YOUR INSTRUCTIONS
The output must match the entries below exactly.

(Element data from apps and pages)

——————

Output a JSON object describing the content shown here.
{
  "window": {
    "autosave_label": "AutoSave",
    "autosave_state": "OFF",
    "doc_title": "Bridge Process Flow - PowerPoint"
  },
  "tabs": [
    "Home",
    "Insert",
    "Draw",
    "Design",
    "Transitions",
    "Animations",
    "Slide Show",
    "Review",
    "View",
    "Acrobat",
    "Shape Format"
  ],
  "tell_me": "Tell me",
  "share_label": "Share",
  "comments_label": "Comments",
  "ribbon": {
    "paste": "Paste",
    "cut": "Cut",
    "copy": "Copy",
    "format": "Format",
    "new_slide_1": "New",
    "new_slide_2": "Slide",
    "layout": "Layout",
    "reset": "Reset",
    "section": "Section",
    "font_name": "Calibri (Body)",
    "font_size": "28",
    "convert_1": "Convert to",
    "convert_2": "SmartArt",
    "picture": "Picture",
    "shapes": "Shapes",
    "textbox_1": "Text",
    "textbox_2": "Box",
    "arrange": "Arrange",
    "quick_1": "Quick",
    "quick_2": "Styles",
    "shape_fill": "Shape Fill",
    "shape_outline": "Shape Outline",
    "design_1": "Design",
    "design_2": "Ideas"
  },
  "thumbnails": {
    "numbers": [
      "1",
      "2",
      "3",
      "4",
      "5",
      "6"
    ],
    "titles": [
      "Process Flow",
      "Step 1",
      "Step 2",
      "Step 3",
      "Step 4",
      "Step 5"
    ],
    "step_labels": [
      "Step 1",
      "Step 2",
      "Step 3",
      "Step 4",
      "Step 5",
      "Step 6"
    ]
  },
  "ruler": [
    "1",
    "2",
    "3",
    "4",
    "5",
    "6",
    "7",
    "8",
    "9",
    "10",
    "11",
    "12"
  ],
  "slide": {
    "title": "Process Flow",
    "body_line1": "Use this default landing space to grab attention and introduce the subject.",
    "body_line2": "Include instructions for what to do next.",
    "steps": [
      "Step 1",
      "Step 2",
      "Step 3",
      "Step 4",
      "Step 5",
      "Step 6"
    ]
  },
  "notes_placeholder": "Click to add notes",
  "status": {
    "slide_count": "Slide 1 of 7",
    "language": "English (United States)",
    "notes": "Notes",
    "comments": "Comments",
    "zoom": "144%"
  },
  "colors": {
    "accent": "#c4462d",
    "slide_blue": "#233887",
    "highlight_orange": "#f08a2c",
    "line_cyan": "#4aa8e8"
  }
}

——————

RESULT OF THE EXERCISE
Output a JSON object describing the content shown here.
{
  "window": {
    "autosave_label": "AutoSave",
    "autosave_state": "OFF",
    "doc_title": "Bridge Process Flow - PowerPoint"
  },
  "tabs": [
    "Home",
    "Insert",
    "Draw",
    "Design",
    "Transitions",
    "Animations",
    "Slide Show",
    "Review",
    "View",
    "Acrobat",
    "Shape Format"
  ],
  "tell_me": "Tell me",
  "share_label": "Share",
  "comments_label": "Comments",
  "ribbon": {
    "paste": "Paste",
    "cut": "Cut",
    "copy": "Copy",
    "format": "Format",
    "new_slide_1": "New",
    "new_slide_2": "Slide",
    "layout": "Layout",
    "reset": "Reset",
    "section": "Section",
    "font_name": "Calibri (Body)",
    "font_size": "28",
    "convert_1": "Convert to",
    "convert_2": "SmartArt",
    "picture": "Picture",
    "shapes": "Shapes",
    "textbox_1": "Text",
    "textbox_2": "Box",
    "arrange": "Arrange",
    "quick_1": "Quick",
    "quick_2": "Styles",
    "shape_fill": "Shape Fill",
    "shape_outline": "Shape Outline",
    "design_1": "Design",
    "design_2": "Ideas"
  },
  "thumbnails": {
    "numbers": [
      "1",
      "2",
      "3",
      "4",
      "5",
      "6"
    ],
    "titles": [
      "Process Flow",
      "Step 1",
      "Step 2",
      "Step 3",
      "Step 4",
      "Step 5"
    ],
    "step_labels": [
      "Step 1",
      "Step 2",
      "Step 3",
      "Step 4",
      "Step 5",
      "Step 6"
    ]
  },
  "ruler": [
    "1",
    "2",
    "3",
    "4",
    "5",
    "6",
    "7",
    "8",
    "9",
    "10",
    "11",
    "12"
  ],
  "slide": {
    "title": "Process Flow",
    "body_line1": "Use this default landing space to grab attention and introduce the subject.",
    "body_line2": "Include instructions for what to do next.",
    "steps": [
      "Step 1",
      "Step 2",
      "Step 3",
      "Step 4",
      "Step 5",
      "Step 6"
    ]
  },
  "notes_placeholder": "Click to add notes",
  "status": {
    "slide_count": "Slide 1 of 7",
    "language": "English (United States)",
    "notes": "Notes",
    "comments": "Comments",
    "zoom": "144%"
  },
  "colors": {
    "accent": "#c4462d",
    "slide_blue": "#233887",
    "highlight_orange": "#f08a2c",
    "line_cyan": "#4aa8e8"
  }
}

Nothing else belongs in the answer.